It does not matter that most of the voters and constituencies Scottish Labour needs to target have barely a handful of big hooses and high heid yins. It’s the aspiration that counts. And there are many who having bought their council house and seen their weans off to university and into good jobs, fancy cars and hooses with an en suite in nice communities are by definition, families who through striving and application believe in the ability to better themselves. Ignoring the detail that they are unlikely to earn the levels at which it all kicks in, they will see Labour’s tax proposals as punishment for daring to get on.

This matters because Scotland’s middle class is burgeoning. Still. It has paid little in the way of the price of austerity, as has been the case elsewhere in the UK. The no compulsory redundancy policy for the public sector has helped, as has the raft of universal policies – the something for nothing accusation applies just as much to those who could pay as those who can’t.

Appealing to aspirational Scots to win elections is something the SNP grasped two Scottish elections ago. By this report, it seems Scottish Labour still hasn’t got the hang of it. Building an electoral manifesto around proposals which hike up income and council tax for the better off won’t change their electoral fortunes much. It’s almost as if Labour never wants to be elected again.

At least in Scotland. Because the timidity of the power transfer and the focus of the tax proposals point to only one real purpose. Winning the UK election in 2015.  The whole premise smells of a compromise being brokered which buys off grumbling MPs, limits the ambitions of those more in thrall to devolution and crucially, provides the basis of UK Labour’s platform for 2015.  The UK party wouldn’t want recommendations coming from Scotland which undermine their bid for power at Westminster nor create the opportunity for awkward questions to be asked if divergence on key policy streams like tax, welfare and immigration could be discerned. The Powers for a Purpose boil down to being what the party at UK level was prepared to thole and willing to deliver if in government after 2015.

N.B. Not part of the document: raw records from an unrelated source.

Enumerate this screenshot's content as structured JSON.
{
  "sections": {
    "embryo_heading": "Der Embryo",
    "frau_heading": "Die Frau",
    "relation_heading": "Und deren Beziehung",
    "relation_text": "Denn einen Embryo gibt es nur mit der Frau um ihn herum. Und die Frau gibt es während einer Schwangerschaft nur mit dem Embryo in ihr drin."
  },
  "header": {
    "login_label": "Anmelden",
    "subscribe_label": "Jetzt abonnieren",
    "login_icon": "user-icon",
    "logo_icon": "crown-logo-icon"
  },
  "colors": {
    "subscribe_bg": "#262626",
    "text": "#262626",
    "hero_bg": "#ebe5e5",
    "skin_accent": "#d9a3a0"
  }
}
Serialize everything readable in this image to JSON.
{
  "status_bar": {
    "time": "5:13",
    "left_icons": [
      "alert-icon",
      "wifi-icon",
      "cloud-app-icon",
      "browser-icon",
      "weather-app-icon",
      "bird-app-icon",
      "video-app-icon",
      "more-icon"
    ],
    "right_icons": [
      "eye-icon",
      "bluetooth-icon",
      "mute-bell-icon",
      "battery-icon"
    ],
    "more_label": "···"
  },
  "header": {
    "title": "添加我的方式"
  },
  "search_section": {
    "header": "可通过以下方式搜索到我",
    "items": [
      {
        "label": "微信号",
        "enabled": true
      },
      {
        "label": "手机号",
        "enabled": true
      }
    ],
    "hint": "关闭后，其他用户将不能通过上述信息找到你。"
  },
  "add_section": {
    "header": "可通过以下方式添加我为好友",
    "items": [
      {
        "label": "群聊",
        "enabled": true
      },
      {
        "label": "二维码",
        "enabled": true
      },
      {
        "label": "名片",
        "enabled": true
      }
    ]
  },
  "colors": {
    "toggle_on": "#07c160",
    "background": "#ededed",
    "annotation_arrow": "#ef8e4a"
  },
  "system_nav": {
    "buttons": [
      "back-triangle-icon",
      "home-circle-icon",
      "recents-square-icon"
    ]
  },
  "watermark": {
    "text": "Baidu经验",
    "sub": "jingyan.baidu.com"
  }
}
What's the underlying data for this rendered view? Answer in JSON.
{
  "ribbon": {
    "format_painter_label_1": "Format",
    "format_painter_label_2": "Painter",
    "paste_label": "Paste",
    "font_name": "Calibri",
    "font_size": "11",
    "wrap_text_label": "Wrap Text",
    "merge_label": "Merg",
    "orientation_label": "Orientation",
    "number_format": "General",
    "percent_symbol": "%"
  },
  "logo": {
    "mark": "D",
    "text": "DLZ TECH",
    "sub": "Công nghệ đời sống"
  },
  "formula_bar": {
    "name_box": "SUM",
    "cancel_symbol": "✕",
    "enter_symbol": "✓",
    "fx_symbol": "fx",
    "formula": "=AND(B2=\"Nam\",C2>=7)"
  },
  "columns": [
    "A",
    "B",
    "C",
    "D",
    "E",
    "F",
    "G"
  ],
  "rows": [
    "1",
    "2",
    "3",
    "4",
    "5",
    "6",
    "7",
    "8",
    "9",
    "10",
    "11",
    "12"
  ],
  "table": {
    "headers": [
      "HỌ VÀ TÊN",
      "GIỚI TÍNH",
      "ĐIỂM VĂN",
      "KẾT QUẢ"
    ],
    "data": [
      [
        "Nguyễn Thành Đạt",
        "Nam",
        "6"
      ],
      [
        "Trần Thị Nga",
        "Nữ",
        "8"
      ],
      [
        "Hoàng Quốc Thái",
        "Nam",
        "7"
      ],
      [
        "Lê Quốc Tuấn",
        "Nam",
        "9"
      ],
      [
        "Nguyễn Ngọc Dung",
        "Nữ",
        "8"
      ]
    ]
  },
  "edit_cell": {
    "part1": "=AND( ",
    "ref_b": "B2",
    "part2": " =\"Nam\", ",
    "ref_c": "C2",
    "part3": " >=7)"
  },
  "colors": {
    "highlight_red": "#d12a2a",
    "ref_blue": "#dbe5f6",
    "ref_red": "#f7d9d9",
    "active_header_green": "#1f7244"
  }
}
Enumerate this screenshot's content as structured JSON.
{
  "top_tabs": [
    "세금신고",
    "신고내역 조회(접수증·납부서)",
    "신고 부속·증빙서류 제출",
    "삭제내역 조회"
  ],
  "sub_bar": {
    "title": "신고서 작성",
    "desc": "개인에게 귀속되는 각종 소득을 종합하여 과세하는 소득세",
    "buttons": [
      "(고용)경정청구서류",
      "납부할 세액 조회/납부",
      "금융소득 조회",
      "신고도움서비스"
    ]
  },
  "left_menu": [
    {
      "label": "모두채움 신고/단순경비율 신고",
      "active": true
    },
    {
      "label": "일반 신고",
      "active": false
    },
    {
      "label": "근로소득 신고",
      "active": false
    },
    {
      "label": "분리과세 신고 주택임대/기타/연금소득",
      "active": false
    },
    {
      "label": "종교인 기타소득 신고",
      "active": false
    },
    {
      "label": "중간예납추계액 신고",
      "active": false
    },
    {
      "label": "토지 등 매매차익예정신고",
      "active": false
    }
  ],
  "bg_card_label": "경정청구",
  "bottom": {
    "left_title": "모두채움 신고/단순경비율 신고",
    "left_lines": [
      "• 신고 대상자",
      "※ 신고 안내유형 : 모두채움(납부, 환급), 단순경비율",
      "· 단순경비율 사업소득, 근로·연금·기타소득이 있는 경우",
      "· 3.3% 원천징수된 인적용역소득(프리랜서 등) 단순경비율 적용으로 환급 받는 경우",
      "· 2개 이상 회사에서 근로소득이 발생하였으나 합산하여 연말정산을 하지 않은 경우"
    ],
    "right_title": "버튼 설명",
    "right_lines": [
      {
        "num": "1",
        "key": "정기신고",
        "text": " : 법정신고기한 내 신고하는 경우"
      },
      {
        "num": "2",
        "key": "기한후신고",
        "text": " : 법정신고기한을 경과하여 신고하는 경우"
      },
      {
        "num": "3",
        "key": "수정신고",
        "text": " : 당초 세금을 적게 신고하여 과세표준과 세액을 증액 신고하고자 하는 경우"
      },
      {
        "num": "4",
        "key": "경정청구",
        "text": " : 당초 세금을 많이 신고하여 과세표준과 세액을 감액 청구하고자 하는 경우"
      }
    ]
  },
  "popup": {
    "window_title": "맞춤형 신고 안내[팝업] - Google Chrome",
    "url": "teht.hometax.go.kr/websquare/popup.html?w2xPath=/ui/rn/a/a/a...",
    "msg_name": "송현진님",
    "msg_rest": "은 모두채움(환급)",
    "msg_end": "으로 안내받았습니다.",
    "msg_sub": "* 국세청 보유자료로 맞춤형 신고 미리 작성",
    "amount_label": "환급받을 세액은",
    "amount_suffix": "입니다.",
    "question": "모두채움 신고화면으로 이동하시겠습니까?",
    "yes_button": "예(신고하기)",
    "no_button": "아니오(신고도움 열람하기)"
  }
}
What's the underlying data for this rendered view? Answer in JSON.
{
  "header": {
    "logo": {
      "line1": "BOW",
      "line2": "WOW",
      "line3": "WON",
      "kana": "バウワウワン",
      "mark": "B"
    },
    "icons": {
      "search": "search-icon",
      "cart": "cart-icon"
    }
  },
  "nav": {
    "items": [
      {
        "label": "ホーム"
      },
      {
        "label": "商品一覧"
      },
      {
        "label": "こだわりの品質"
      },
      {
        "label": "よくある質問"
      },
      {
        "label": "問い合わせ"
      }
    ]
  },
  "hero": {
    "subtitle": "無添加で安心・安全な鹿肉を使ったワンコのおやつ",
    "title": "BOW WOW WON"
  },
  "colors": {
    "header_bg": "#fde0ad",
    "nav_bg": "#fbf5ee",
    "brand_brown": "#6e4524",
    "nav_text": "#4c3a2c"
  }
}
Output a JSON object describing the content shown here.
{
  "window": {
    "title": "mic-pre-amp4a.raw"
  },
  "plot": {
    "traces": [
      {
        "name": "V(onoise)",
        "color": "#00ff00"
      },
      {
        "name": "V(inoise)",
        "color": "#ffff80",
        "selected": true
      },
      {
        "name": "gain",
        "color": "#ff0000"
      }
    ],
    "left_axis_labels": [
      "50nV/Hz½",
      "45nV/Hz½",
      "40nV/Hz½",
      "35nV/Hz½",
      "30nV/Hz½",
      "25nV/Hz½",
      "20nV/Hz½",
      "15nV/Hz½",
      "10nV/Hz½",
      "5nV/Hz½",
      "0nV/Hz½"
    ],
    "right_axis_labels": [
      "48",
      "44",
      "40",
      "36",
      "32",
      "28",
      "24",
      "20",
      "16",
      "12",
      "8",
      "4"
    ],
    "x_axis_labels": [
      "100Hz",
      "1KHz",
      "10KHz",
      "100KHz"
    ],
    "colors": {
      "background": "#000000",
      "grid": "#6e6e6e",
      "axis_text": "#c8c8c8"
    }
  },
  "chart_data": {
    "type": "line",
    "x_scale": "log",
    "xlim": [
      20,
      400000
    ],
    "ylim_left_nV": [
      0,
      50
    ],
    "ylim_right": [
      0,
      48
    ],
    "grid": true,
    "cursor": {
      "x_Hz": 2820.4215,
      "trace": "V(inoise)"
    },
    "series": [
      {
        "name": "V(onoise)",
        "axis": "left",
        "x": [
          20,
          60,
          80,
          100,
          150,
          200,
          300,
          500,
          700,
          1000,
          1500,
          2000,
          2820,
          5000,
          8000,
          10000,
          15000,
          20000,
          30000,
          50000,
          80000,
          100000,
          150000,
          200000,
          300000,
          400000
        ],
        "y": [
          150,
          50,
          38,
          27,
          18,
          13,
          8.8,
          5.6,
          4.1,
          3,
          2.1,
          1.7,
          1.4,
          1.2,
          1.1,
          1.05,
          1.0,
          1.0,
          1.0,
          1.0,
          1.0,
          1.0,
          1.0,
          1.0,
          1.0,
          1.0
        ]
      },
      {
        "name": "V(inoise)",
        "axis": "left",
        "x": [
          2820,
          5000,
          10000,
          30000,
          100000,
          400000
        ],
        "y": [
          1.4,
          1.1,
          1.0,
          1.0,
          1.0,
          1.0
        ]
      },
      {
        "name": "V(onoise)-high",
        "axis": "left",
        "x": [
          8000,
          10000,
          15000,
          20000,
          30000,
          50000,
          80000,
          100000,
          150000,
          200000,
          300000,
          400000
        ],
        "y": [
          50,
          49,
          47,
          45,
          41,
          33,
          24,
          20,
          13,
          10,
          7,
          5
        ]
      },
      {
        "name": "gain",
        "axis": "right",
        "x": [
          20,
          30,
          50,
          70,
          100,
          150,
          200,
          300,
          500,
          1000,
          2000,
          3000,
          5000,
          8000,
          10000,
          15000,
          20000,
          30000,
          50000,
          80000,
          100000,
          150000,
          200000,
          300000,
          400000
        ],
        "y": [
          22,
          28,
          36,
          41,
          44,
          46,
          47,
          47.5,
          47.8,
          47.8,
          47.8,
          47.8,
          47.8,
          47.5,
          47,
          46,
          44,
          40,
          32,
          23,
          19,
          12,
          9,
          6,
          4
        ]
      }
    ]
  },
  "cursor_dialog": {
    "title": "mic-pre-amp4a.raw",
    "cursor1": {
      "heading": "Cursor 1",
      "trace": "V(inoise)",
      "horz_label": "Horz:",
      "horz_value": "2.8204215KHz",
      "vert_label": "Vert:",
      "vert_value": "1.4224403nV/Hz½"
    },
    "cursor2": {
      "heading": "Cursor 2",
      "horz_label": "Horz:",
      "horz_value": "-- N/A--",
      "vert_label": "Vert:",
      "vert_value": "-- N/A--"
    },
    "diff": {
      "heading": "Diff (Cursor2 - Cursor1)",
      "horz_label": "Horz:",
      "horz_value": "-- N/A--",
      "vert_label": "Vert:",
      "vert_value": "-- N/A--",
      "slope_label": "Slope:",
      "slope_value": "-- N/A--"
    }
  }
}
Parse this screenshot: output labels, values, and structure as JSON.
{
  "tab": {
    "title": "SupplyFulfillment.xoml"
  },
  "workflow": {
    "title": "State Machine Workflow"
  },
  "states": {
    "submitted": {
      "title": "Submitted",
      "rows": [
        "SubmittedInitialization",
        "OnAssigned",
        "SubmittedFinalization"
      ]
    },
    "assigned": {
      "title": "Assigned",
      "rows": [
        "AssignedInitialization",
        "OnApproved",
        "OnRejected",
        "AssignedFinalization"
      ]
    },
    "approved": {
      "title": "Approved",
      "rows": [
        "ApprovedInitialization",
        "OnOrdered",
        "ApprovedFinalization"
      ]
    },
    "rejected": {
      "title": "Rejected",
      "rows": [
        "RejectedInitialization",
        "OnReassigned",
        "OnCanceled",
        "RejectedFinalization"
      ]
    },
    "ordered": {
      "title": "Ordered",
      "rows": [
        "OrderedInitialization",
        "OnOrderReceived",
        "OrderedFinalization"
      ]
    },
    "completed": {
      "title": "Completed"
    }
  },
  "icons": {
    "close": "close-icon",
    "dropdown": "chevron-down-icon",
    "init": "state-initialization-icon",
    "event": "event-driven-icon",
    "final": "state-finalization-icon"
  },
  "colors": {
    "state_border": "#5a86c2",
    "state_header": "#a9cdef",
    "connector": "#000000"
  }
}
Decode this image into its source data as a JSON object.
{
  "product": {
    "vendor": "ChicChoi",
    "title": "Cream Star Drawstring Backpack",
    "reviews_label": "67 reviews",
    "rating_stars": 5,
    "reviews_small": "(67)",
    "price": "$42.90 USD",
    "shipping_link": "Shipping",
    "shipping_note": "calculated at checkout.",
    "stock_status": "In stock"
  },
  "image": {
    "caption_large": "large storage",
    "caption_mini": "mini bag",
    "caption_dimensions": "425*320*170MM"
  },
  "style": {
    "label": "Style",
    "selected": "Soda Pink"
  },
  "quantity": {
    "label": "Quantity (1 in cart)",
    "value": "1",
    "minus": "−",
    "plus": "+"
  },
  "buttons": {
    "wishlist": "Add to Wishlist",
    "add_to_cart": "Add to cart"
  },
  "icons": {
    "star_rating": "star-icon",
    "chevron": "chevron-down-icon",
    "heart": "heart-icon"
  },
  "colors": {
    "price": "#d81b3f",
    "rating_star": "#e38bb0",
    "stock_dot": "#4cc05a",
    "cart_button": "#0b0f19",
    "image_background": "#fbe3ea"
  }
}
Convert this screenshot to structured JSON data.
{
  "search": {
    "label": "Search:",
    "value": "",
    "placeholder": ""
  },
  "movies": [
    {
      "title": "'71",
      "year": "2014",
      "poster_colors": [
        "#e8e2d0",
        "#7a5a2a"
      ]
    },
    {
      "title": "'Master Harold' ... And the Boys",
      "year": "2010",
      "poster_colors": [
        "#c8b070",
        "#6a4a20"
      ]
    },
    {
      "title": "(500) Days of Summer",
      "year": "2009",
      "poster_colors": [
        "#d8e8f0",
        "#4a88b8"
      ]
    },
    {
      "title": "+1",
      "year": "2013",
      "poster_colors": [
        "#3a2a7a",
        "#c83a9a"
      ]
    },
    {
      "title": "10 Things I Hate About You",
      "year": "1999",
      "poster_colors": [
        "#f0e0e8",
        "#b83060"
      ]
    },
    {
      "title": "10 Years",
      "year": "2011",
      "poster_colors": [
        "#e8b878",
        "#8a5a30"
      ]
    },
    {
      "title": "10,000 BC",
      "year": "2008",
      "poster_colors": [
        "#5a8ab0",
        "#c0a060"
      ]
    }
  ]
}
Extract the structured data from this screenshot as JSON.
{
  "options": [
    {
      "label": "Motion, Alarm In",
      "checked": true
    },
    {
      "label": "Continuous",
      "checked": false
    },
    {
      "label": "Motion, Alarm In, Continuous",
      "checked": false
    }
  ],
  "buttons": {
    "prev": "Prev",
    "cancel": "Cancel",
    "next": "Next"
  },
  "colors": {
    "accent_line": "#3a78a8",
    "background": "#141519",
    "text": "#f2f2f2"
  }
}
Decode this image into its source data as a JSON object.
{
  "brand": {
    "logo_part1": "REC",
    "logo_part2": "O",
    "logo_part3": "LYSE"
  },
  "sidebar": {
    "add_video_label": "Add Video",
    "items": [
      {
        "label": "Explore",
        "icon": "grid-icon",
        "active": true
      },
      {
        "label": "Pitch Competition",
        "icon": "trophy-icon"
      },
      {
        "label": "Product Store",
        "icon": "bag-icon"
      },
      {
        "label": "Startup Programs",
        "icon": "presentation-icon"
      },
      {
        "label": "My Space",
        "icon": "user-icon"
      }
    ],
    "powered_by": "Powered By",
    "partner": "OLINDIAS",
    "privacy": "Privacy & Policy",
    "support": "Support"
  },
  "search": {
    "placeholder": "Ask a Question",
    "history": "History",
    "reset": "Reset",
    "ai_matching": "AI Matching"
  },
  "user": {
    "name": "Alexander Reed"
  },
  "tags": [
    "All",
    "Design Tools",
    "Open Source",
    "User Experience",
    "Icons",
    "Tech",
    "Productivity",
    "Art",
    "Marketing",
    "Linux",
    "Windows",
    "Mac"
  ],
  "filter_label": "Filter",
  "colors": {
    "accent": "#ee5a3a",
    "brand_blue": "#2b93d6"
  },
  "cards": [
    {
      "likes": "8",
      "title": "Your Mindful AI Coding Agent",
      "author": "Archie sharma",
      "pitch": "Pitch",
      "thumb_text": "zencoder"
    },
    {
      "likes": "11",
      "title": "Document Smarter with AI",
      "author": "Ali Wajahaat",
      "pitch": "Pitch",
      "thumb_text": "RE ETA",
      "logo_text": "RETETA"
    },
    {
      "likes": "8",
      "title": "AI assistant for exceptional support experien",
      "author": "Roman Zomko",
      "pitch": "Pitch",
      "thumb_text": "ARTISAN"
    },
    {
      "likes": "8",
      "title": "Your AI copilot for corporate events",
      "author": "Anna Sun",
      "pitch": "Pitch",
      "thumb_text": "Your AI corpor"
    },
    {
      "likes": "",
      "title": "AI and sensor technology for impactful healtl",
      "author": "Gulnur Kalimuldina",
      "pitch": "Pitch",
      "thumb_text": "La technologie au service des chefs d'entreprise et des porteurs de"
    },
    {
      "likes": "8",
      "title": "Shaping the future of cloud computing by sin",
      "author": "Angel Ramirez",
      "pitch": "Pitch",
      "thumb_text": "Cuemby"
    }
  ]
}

These powers are not for Scotland’s benefit, but Labour’s. They are not powers for a purpose, except that the purpose is power for itself. And in this, Labour’s proposals for more devolution will fail to stem the flow, towards a yes vote in September and towards its core vote becoming SNP voters, not just for the odd election but for keeps. Because they’re no daft and they know when they’re being sold a pup.